▸ Excerpted records
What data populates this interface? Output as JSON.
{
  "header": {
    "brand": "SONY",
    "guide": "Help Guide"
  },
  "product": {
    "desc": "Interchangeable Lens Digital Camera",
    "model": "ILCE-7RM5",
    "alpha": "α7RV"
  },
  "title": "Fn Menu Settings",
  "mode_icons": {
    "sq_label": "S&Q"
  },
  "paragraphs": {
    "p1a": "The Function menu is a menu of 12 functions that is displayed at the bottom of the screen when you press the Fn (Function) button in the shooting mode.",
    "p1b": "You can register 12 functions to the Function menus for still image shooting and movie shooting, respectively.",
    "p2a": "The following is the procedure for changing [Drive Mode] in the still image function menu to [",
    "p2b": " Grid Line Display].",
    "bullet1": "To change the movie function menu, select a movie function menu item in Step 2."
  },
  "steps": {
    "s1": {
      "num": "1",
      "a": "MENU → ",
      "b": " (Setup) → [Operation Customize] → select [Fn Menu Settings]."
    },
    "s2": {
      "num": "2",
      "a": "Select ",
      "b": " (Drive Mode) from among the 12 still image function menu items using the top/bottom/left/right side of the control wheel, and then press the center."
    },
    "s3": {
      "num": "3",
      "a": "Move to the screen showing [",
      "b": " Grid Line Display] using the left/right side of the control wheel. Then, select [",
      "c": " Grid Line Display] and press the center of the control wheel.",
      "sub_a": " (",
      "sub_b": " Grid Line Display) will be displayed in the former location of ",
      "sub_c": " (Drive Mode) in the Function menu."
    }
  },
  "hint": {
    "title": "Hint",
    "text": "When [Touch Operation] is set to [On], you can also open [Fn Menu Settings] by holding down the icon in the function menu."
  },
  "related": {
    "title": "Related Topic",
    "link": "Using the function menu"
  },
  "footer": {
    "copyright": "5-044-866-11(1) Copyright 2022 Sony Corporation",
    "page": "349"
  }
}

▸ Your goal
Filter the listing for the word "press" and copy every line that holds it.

▸ Exercise result
    "p1a": "The Function menu is a menu of 12 functions that is displayed at the bottom of the screen when you press the Fn (Function) button in the shooting mode.",
      "b": " (Drive Mode) from among the 12 still image function menu items using the top/bottom/left/right side of the control wheel, and then press the center."
      "c": " Grid Line Display] and press the center of the control wheel.",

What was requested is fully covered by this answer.